-- Task requirements --
Output the listing exactly, leaving out no line.
BEGIN Extracted data
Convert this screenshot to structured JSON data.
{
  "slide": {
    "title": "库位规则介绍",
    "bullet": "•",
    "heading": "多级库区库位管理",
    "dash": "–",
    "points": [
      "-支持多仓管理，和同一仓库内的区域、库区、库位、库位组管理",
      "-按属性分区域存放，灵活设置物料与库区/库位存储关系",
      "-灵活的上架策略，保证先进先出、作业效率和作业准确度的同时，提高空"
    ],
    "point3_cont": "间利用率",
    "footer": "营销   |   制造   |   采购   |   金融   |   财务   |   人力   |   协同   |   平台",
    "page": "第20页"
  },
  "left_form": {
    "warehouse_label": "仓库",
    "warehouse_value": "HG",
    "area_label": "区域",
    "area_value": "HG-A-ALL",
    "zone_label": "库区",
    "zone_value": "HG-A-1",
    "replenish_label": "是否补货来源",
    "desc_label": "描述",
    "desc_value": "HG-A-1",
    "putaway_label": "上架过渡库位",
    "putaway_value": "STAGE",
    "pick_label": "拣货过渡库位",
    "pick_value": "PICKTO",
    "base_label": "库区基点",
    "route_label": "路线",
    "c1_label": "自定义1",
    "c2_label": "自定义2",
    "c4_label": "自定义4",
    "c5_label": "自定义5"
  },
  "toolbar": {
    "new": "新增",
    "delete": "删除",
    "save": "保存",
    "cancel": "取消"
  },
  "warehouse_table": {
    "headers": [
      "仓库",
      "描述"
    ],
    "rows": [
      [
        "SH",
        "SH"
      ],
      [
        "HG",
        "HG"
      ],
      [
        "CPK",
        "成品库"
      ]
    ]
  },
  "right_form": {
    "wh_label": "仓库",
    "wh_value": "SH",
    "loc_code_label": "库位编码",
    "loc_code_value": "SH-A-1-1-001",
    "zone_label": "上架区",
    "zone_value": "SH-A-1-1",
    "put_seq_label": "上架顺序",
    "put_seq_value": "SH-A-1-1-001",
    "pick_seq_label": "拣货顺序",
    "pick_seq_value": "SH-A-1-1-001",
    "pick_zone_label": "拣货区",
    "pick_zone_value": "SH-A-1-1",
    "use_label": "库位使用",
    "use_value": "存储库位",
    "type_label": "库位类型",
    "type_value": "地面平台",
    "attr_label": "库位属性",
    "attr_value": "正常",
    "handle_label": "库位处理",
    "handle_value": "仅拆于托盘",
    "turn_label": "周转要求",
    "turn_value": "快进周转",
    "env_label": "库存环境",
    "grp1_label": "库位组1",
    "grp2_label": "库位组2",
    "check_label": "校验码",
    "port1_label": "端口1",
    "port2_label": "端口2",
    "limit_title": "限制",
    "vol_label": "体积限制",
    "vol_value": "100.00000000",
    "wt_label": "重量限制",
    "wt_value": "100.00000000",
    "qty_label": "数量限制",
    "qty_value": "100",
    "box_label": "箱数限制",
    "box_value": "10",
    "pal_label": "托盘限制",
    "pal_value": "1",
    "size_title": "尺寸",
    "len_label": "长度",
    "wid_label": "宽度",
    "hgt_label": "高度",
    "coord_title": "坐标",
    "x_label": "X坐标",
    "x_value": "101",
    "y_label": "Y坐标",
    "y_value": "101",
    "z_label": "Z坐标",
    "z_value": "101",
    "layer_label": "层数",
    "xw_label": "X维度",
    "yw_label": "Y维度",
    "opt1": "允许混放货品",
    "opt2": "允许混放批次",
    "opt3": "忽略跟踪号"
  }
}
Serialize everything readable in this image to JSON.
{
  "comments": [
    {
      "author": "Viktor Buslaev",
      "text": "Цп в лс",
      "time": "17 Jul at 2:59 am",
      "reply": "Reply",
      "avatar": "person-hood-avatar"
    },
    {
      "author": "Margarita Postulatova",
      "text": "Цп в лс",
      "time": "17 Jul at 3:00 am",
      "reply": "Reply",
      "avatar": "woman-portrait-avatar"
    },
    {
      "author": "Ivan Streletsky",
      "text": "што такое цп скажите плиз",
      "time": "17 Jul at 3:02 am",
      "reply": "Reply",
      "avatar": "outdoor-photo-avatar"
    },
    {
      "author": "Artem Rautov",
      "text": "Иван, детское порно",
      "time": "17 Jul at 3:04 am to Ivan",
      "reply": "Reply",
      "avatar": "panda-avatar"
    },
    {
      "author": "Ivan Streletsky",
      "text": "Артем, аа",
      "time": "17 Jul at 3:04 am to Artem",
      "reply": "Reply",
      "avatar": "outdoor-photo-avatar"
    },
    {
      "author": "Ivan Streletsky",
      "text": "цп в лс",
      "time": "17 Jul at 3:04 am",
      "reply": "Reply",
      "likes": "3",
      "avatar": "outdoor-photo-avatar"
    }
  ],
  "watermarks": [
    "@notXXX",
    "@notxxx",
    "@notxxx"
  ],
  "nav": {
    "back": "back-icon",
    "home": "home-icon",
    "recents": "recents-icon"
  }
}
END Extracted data
-- Response --
Convert this screenshot to structured JSON data.
{
  "slide": {
    "title": "库位规则介绍",
    "bullet": "•",
    "heading": "多级库区库位管理",
    "dash": "–",
    "points": [
      "-支持多仓管理，和同一仓库内的区域、库区、库位、库位组管理",
      "-按属性分区域存放，灵活设置物料与库区/库位存储关系",
      "-灵活的上架策略，保证先进先出、作业效率和作业准确度的同时，提高空"
    ],
    "point3_cont": "间利用率",
    "footer": "营销   |   制造   |   采购   |   金融   |   财务   |   人力   |   协同   |   平台",
    "page": "第20页"
  },
  "left_form": {
    "warehouse_label": "仓库",
    "warehouse_value": "HG",
    "area_label": "区域",
    "area_value": "HG-A-ALL",
    "zone_label": "库区",
    "zone_value": "HG-A-1",
    "replenish_label": "是否补货来源",
    "desc_label": "描述",
    "desc_value": "HG-A-1",
    "putaway_label": "上架过渡库位",
    "putaway_value": "STAGE",
    "pick_label": "拣货过渡库位",
    "pick_value": "PICKTO",
    "base_label": "库区基点",
    "route_label": "路线",
    "c1_label": "自定义1",
    "c2_label": "自定义2",
    "c4_label": "自定义4",
    "c5_label": "自定义5"
  },
  "toolbar": {
    "new": "新增",
    "delete": "删除",
    "save": "保存",
    "cancel": "取消"
  },
  "warehouse_table": {
    "headers": [
      "仓库",
      "描述"
    ],
    "rows": [
      [
        "SH",
        "SH"
      ],
      [
        "HG",
        "HG"
      ],
      [
        "CPK",
        "成品库"
      ]
    ]
  },
  "right_form": {
    "wh_label": "仓库",
    "wh_value": "SH",
    "loc_code_label": "库位编码",
    "loc_code_value": "SH-A-1-1-001",
    "zone_label": "上架区",
    "zone_value": "SH-A-1-1",
    "put_seq_label": "上架顺序",
    "put_seq_value": "SH-A-1-1-001",
    "pick_seq_label": "拣货顺序",
    "pick_seq_value": "SH-A-1-1-001",
    "pick_zone_label": "拣货区",
    "pick_zone_value": "SH-A-1-1",
    "use_label": "库位使用",
    "use_value": "存储库位",
    "type_label": "库位类型",
    "type_value": "地面平台",
    "attr_label": "库位属性",
    "attr_value": "正常",
    "handle_label": "库位处理",
    "handle_value": "仅拆于托盘",
    "turn_label": "周转要求",
    "turn_value": "快进周转",
    "env_label": "库存环境",
    "grp1_label": "库位组1",
    "grp2_label": "库位组2",
    "check_label": "校验码",
    "port1_label": "端口1",
    "port2_label": "端口2",
    "limit_title": "限制",
    "vol_label": "体积限制",
    "vol_value": "100.00000000",
    "wt_label": "重量限制",
    "wt_value": "100.00000000",
    "qty_label": "数量限制",
    "qty_value": "100",
    "box_label": "箱数限制",
    "box_value": "10",
    "pal_label": "托盘限制",
    "pal_value": "1",
    "size_title": "尺寸",
    "len_label": "长度",
    "wid_label": "宽度",
    "hgt_label": "高度",
    "coord_title": "坐标",
    "x_label": "X坐标",
    "x_value": "101",
    "y_label": "Y坐标",
    "y_value": "101",
    "z_label": "Z坐标",
    "z_value": "101",
    "layer_label": "层数",
    "xw_label": "X维度",
    "yw_label": "Y维度",
    "opt1": "允许混放货品",
    "opt2": "允许混放批次",
    "opt3": "忽略跟踪号"
  }
}
Serialize everything readable in this image to JSON.
{
  "comments": [
    {
      "author": "Viktor Buslaev",
      "text": "Цп в лс",
      "time": "17 Jul at 2:59 am",
      "reply": "Reply",
      "avatar": "person-hood-avatar"
    },
    {
      "author": "Margarita Postulatova",
      "text": "Цп в лс",
      "time": "17 Jul at 3:00 am",
      "reply": "Reply",
      "avatar": "woman-portrait-avatar"
    },
    {
      "author": "Ivan Streletsky",
      "text": "што такое цп скажите плиз",
      "time": "17 Jul at 3:02 am",
      "reply": "Reply",
      "avatar": "outdoor-photo-avatar"
    },
    {
      "author": "Artem Rautov",
      "text": "Иван, детское порно",
      "time": "17 Jul at 3:04 am to Ivan",
      "reply": "Reply",
      "avatar": "panda-avatar"
    },
    {
      "author": "Ivan Streletsky",
      "text": "Артем, аа",
      "time": "17 Jul at 3:04 am to Artem",
      "reply": "Reply",
      "avatar": "outdoor-photo-avatar"
    },
    {
      "author": "Ivan Streletsky",
      "text": "цп в лс",
      "time": "17 Jul at 3:04 am",
      "reply": "Reply",
      "likes": "3",
      "avatar": "outdoor-photo-avatar"
    }
  ],
  "watermarks": [
    "@notXXX",
    "@notxxx",
    "@notxxx"
  ],
  "nav": {
    "back": "back-icon",
    "home": "home-icon",
    "recents": "recents-icon"
  }
}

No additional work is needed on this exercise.